Shopping at a sale frequently begins with the best of bargain-hunting intentions and ends with lengthy receipts and regret. 

French pharma giant Sanofi is apparently on an acquisition hunt. It's looking for deals in the $20 billion range and is focusing in part on the red-hot rare disease space, according to comments made by the head of the company's Genzyme unit to the FT. It's likely deal-hungry because it needs to boost growth as its blockbuster diabetes franchise faces competition. But even with depressed biotech valuations, that $20 billion limit may make it tough to actually land an orphan drug company that can help fix its troubles any time soon. Sanofi may need to further open its wallet or narrow its aspirations. 

Slow Growing
Sanofi's near term growth prospects look pretty limited at the moment.
Source: Bloomberg

Targeting rare-disease drugs makes sense. With their high prices, they're some of the highest-margin treatments on the market. Sanofi's operating margins are falling, hitting a low of 26.8 percent in 2015, down from 39.7 in 2010. Danish diabetes rival Novo Nordisk posted a 45.1 percent margin last year, and the large-pharma median was 28 percent.

On the face of it, it's a great time to go bargain-hunting. Rare-disease-focused companies such as Vertex, Alexion, and BioMarin are worth much less than they were at the biotech market's bull-run heights last year:

Rough Year
Rare disease stocks have joined the rest of biotech by plunging in value since the summer of 2015
Source: Bloomberg

But if Sanofi thinks it's shopping in a discount bin, it may still be in for some sticker shock.  

Attractive orphan companies such as Baxalta, Dyax, and Synageva are already spoken for. Two of the most appealing rare-disease targets still available, according to Bloomberg Intelligence and based on sales potential, are Alexion and Vertex. Even at today's depressed values, these companies still cost $34 billion and $22 billion, respectively -- exceeding Sanofi's target price range. If Sanofi is willing to lever up, then it could pull together as much as $27 billion in cash for a deal without impacting its credit ratings, according to a BI analysis.

But actually landing one of these two companies would likely take much more than their current valuation -- meaning a deal would either take a lot more borrowing or a substantial equity component. Sanofi's shares are down 27.3 percent over the past seven months, making that particular currency less valuable.   

For one thing, there's already at least a slight recovery afoot in the industry; the Nasdaq Biotech Index is up nearly 9 percent from its February 11 low. There's no particular reason for either Alexion or Vertex to accept a low-ball offer, unless they think the chances of a sustained upturn are remote. 

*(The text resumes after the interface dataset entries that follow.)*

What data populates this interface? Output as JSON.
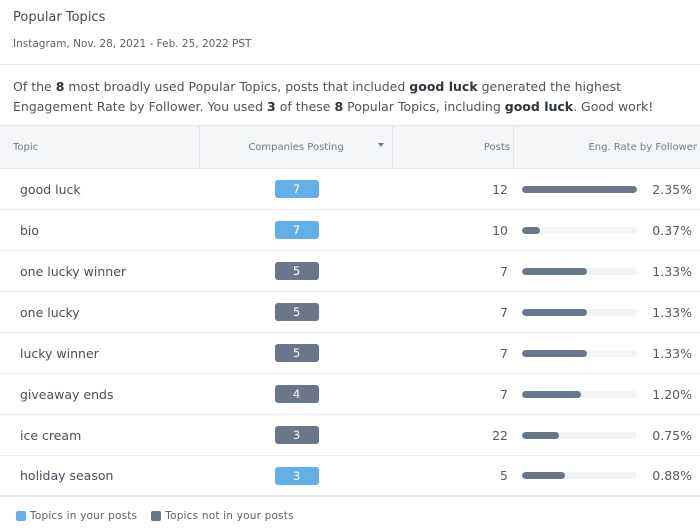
{
  "header": {
    "title": "Popular Topics",
    "subtitle": "Instagram, Nov. 28, 2021 - Feb. 25, 2022 PST"
  },
  "summary": {
    "p1": "Of the ",
    "b1": "8",
    "p2": " most broadly used Popular Topics, posts that included ",
    "b2": "good luck",
    "p3": " generated the highest Engagement Rate by Follower. You used ",
    "b3": "3",
    "p4": " of these ",
    "b4": "8",
    "p5": " Popular Topics, including ",
    "b5": "good luck",
    "p6": ". Good work!"
  },
  "table": {
    "columns": {
      "topic": "Topic",
      "companies": "Companies Posting",
      "posts": "Posts",
      "eng": "Eng. Rate by Follower"
    },
    "sort_icon": "caret-down-icon",
    "rows": [
      {
        "topic": "good luck",
        "companies": "7",
        "in_posts": true,
        "posts": "12",
        "rate": "2.35%",
        "rate_value": 2.35
      },
      {
        "topic": "bio",
        "companies": "7",
        "in_posts": true,
        "posts": "10",
        "rate": "0.37%",
        "rate_value": 0.37
      },
      {
        "topic": "one lucky winner",
        "companies": "5",
        "in_posts": false,
        "posts": "7",
        "rate": "1.33%",
        "rate_value": 1.33
      },
      {
        "topic": "one lucky",
        "companies": "5",
        "in_posts": false,
        "posts": "7",
        "rate": "1.33%",
        "rate_value": 1.33
      },
      {
        "topic": "lucky winner",
        "companies": "5",
        "in_posts": false,
        "posts": "7",
        "rate": "1.33%",
        "rate_value": 1.33
      },
      {
        "topic": "giveaway ends",
        "companies": "4",
        "in_posts": false,
        "posts": "7",
        "rate": "1.20%",
        "rate_value": 1.2
      },
      {
        "topic": "ice cream",
        "companies": "3",
        "in_posts": false,
        "posts": "22",
        "rate": "0.75%",
        "rate_value": 0.75
      },
      {
        "topic": "holiday season",
        "companies": "3",
        "in_posts": true,
        "posts": "5",
        "rate": "0.88%",
        "rate_value": 0.88
      }
    ],
    "rate_max": 2.35
  },
  "legend": {
    "in_label": "Topics in your posts",
    "out_label": "Topics not in your posts",
    "in_color": "#63b0e8",
    "out_color": "#6a7789"
  }
}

Both companies could fetch premiums. Vertex has been mentioned as a potential target for Johnson & Johnson and Gilead, raising the odds of a bidding war. Alexion, meanwhile, has a growing blockbuster in Soliris, which is expected to exceed $5 billion in sales in 2020. It also has two other recently approved medicines and a robust pipeline.

Shire's rare-disease-drug focused acquisition of Baxalta in January came at a 37.5 percent premium to Baxalta's price before Shire's (renewed) pursuit became public. Mylan's more recently announced $7.2 billion deal for Meda was at a 92 percent premium. That one certainly didn't seem to reflect a bargain-bin environment. If substantially cheaper deals do happen as big pharma continues to prophesy, then they'll more likely be pipeline-oriented, for smaller development-stage companies facing a cash crunch.

A high-margin, rare-disease acquisition sounds great. But math and market dynamics likely mean Sanofi will either have to seriously stretch its limit for a premium orphan asset or focus on its pipeline.

This column does not necessarily reflect the opinion of Bloomberg LP and its owners.

To contact the author of this story:
Max Nisen in New York at mnisen@bloomberg.net

To contact the editor responsible for this story:
Mark Gongloff at mgongloff1@bloomberg.net